*** Opening Source data ***

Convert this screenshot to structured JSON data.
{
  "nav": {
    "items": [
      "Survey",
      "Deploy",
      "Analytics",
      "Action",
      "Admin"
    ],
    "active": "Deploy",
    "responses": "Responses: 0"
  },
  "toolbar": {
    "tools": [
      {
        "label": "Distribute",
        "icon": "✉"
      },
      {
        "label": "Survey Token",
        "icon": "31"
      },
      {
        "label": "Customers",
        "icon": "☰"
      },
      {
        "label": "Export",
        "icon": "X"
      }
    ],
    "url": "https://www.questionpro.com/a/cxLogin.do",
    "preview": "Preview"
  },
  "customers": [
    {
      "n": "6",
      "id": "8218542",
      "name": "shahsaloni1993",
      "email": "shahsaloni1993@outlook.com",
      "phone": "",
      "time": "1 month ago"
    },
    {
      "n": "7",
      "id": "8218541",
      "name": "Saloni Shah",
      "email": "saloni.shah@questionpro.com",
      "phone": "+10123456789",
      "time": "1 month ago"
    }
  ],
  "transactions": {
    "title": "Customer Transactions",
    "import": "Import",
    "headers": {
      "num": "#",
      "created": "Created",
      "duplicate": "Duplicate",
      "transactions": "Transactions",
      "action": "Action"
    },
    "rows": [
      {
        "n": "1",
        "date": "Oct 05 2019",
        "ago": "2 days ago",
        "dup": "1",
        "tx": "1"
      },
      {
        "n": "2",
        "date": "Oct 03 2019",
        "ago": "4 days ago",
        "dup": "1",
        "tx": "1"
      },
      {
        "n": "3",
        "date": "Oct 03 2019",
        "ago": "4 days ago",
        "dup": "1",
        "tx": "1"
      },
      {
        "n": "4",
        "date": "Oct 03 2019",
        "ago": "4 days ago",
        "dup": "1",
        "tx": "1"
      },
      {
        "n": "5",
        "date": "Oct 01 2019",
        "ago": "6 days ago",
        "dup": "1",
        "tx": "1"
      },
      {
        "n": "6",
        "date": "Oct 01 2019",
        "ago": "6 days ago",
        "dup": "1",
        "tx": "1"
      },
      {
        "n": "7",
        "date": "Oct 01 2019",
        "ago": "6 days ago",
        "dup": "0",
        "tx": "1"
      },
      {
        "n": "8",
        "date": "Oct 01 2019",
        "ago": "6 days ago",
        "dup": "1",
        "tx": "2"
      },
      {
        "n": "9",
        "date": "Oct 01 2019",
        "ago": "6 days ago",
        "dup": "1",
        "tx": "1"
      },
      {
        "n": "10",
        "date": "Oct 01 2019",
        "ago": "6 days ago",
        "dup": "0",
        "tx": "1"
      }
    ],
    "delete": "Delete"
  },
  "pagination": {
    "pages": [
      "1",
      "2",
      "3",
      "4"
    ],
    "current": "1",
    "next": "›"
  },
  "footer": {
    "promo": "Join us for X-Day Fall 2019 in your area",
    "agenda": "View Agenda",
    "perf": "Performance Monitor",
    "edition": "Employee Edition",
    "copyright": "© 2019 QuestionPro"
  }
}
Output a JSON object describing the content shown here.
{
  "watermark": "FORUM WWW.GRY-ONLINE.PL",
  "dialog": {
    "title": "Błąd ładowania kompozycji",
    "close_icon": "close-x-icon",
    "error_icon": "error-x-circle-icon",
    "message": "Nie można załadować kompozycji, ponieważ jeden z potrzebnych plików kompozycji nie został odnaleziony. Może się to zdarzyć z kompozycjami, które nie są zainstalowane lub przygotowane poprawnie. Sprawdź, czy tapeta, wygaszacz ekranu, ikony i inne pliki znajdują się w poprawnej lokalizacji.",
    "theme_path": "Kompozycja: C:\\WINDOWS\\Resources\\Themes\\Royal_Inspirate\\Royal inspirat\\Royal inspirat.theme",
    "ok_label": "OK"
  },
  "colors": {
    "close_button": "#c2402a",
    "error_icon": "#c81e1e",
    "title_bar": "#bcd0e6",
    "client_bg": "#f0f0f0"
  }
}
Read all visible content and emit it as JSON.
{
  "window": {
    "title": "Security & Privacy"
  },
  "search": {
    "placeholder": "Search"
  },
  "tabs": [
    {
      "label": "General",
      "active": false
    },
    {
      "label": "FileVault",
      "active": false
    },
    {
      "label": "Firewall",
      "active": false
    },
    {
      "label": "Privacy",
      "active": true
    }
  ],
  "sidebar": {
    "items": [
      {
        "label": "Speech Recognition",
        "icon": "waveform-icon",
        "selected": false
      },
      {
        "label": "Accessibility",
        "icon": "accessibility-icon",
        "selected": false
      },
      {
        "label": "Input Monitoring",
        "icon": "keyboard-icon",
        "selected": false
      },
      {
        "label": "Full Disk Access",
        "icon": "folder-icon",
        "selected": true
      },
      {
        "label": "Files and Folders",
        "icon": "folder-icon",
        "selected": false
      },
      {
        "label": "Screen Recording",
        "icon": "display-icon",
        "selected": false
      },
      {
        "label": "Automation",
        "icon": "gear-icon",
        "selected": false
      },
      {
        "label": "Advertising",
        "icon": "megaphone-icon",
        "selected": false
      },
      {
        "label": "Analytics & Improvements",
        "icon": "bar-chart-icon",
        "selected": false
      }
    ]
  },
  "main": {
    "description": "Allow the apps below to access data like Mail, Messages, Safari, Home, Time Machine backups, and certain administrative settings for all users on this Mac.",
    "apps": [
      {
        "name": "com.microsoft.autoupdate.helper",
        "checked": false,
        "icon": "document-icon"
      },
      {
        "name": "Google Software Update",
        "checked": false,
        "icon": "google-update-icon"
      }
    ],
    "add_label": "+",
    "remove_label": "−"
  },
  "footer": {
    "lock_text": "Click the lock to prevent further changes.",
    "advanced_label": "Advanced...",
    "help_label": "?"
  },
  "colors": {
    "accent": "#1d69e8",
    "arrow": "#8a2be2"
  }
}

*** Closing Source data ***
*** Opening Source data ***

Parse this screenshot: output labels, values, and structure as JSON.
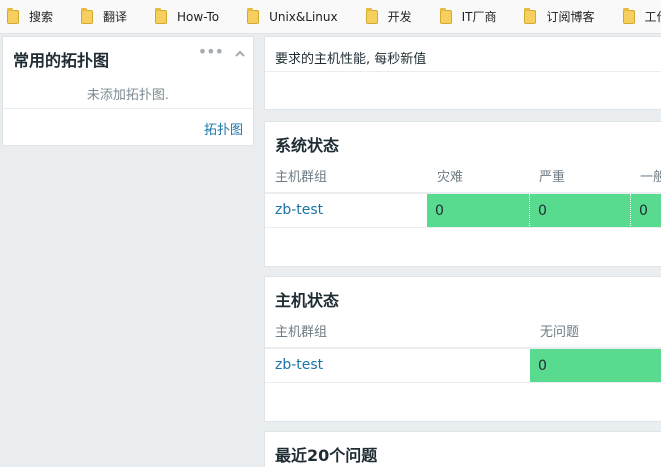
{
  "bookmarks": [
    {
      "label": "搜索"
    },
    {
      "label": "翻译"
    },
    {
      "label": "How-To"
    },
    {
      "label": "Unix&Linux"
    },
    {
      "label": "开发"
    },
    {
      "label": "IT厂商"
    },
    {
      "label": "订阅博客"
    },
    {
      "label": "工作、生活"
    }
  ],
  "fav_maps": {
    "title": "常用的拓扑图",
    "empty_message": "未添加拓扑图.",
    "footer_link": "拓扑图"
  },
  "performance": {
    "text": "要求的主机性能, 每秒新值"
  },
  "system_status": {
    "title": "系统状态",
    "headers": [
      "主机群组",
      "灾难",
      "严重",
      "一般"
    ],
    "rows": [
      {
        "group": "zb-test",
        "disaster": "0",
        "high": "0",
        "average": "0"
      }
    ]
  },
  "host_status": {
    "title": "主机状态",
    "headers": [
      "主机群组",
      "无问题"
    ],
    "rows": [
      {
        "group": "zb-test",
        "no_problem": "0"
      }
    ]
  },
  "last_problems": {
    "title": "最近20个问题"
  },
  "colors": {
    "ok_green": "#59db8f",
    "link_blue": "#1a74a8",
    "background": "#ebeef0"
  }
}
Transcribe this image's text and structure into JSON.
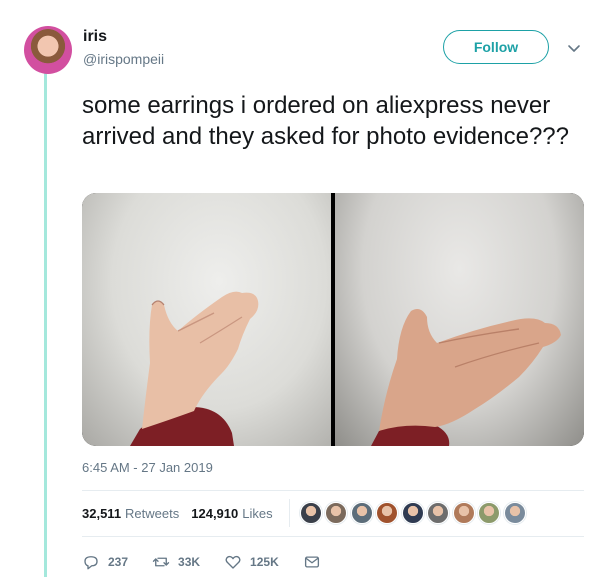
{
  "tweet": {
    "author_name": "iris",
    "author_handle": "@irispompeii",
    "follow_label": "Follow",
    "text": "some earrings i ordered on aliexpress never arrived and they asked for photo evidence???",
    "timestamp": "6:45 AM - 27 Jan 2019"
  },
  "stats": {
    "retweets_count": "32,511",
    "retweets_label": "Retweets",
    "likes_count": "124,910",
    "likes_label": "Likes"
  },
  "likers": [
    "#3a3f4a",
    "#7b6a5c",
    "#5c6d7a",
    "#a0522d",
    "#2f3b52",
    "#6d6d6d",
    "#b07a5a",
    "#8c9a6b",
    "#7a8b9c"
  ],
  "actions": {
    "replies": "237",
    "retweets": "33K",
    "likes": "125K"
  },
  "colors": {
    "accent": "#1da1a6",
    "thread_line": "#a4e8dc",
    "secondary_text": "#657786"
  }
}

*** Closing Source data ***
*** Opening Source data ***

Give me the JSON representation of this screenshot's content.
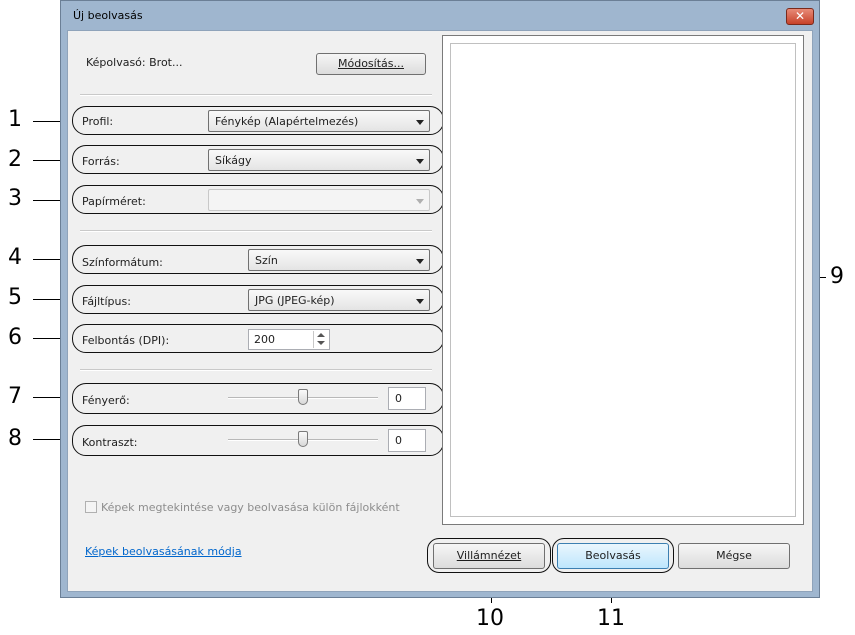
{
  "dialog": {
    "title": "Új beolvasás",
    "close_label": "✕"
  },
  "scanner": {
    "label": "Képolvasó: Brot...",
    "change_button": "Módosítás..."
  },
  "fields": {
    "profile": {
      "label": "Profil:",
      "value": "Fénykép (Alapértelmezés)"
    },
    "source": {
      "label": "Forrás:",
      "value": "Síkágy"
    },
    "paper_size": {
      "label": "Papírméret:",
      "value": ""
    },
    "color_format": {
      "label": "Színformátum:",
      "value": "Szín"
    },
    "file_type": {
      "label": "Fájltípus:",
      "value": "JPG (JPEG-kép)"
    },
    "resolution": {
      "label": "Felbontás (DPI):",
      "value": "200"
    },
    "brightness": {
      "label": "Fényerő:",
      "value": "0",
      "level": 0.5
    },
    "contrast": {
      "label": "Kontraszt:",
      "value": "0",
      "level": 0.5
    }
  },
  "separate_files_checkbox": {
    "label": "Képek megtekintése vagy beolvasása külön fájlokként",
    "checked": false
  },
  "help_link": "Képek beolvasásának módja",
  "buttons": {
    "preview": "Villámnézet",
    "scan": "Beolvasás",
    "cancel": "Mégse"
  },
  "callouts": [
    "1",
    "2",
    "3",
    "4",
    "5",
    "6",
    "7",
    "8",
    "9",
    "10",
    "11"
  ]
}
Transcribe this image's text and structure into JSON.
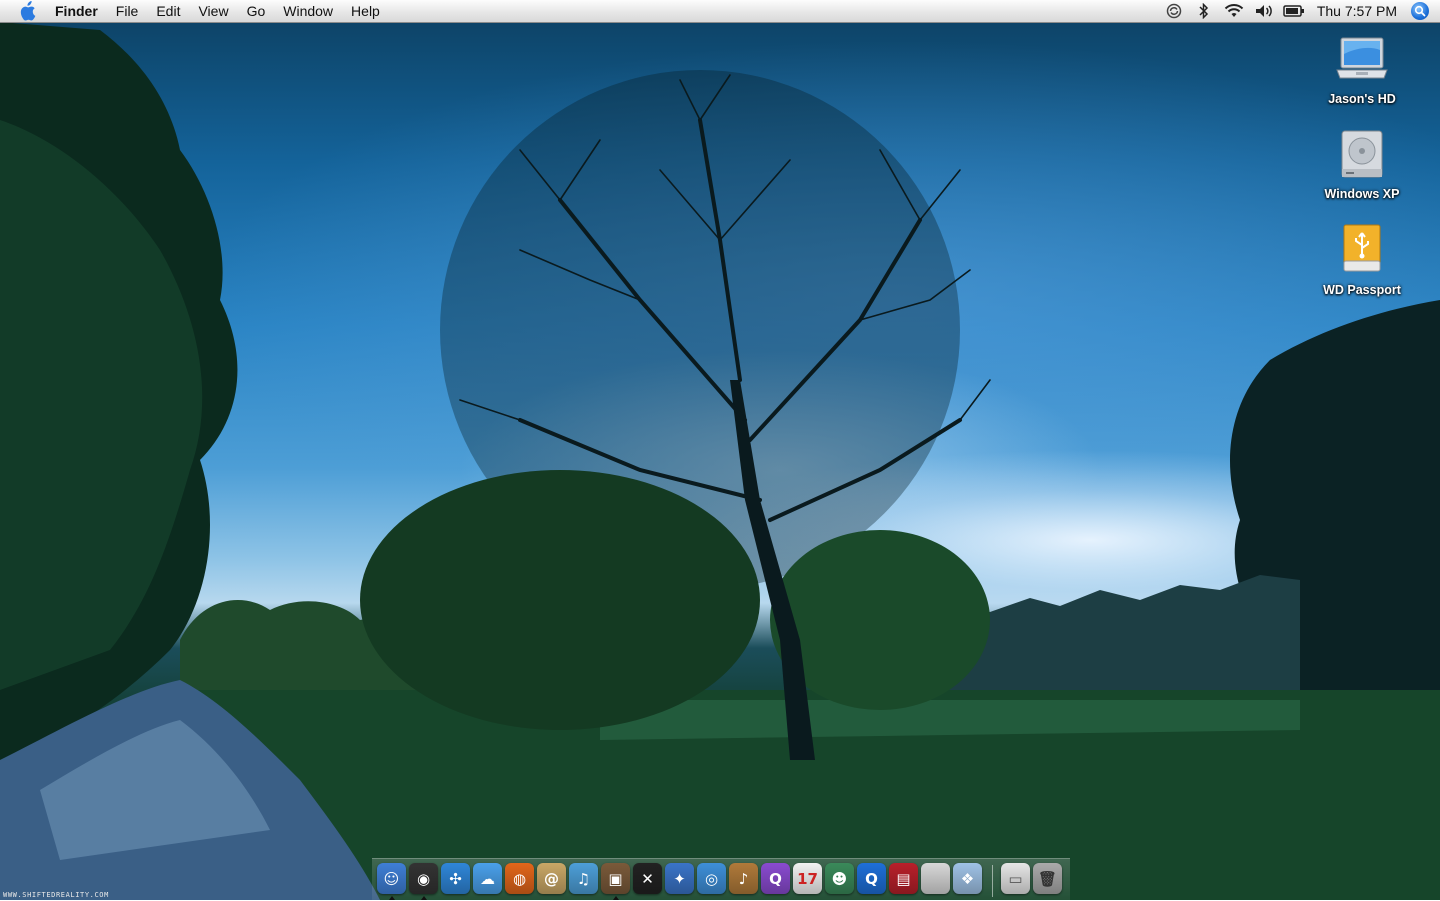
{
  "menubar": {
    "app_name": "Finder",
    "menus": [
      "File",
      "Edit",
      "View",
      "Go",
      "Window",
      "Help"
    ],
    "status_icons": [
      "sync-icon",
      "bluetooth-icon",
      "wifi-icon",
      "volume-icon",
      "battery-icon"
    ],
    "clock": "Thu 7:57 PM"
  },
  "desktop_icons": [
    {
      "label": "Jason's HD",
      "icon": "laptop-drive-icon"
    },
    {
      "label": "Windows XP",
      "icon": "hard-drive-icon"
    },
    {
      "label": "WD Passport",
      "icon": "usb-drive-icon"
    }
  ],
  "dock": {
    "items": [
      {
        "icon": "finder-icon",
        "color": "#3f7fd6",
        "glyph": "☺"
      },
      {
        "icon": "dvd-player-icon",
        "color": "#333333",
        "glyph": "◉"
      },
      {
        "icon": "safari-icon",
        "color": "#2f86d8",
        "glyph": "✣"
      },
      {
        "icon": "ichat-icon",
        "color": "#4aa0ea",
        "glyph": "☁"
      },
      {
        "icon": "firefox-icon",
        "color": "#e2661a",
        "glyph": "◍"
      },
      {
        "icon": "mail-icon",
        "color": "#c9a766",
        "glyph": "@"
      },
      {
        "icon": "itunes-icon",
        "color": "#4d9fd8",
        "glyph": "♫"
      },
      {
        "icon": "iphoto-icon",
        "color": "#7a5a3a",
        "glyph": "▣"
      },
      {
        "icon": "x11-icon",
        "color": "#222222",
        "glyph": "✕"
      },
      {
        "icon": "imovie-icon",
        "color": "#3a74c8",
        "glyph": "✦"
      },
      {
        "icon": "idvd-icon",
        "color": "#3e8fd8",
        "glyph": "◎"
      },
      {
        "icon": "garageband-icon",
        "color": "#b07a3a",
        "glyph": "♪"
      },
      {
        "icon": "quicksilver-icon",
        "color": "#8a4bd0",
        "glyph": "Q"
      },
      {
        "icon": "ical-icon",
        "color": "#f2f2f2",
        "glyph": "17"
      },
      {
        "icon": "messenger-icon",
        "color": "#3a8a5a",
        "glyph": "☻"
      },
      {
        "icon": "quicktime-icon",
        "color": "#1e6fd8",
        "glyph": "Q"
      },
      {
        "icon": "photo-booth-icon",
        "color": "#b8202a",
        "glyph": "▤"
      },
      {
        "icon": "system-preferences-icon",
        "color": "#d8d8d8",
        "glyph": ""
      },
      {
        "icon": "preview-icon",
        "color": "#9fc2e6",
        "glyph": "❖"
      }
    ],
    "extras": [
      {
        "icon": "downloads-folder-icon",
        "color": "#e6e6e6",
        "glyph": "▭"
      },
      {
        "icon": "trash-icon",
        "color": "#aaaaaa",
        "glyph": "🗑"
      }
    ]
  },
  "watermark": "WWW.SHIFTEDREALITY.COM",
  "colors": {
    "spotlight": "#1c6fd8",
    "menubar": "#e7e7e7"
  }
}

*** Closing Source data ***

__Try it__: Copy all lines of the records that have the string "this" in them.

__Task output__:
Convert this screenshot to structured JSON data.
    "description": "Allow the apps below to access data like Mail, Messages, Safari, Home, Time Machine backups, and certain administrative settings for all users on this Mac.",
Parse this screenshot: output labels, values, and structure as JSON.
Transcribe this image's text and structure into JSON.
Give me the JSON representation of this screenshot's content.
Transcribe this image's text and structure into JSON.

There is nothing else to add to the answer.